2019 marks 100 years since women were able to be elected as Fellows of the Geological Society, with the first eight elected in May 1919. They came from a diverse range of specialisms, backgrounds and experience – as part of our activities to mark the anniversary, we’re profiling each of them.
The Science in Schools programme has been running for over 10 years, bringing exciting and cutting edge scientific workshops crafted by UK researchers to French school children.
At the Geological Society’s Janet Watson Meeting in February 2019, Dr Simon Redfern from the Deep Carbon Observatory explained their recent work to define the five key reactions that control carbon in the Earth.
On Tuesday 12th March, six representatives of the Geological Society were lucky enough to head down to the House of Commons in Westminster to quiz MPs on topics relating to science and policy for Voice of the Future 2019.
At our February 2019 Public Lecture, Jonathan Turner from Radioactive Waste Management, introduced us to one of the UK’s largest planned environmental projects: a Geological Disposal Facility (GDF) for our radioactive waste. The UK has been generating radioactive waste since the birth of the nuclear power industry in the 1950s. As it stands, we have …
“I’ve wasted my time, I should have been a geologist!” proclaims Gideon Mantell on discovering a fossilized tooth of an Iguanodon in the South Downs. This tooth will be Mantell’s most significant and turbulent discovery.
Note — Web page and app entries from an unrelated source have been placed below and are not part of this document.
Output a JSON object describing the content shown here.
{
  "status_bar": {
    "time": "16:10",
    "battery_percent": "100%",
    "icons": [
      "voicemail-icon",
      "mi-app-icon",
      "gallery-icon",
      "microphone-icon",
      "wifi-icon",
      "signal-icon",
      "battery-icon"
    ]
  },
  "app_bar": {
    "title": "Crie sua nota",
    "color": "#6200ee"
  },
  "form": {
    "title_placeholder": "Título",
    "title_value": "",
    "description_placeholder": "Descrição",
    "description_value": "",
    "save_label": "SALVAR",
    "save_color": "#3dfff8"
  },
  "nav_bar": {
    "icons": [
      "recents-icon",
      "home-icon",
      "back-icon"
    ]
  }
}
It will lead him on a quest for acceptance, resulting in humiliation and perpetual disappointment at the cruel hands of …
How can geology help with the decarbonisation of our society?
How do geologists know what the interior of the Earth looks like?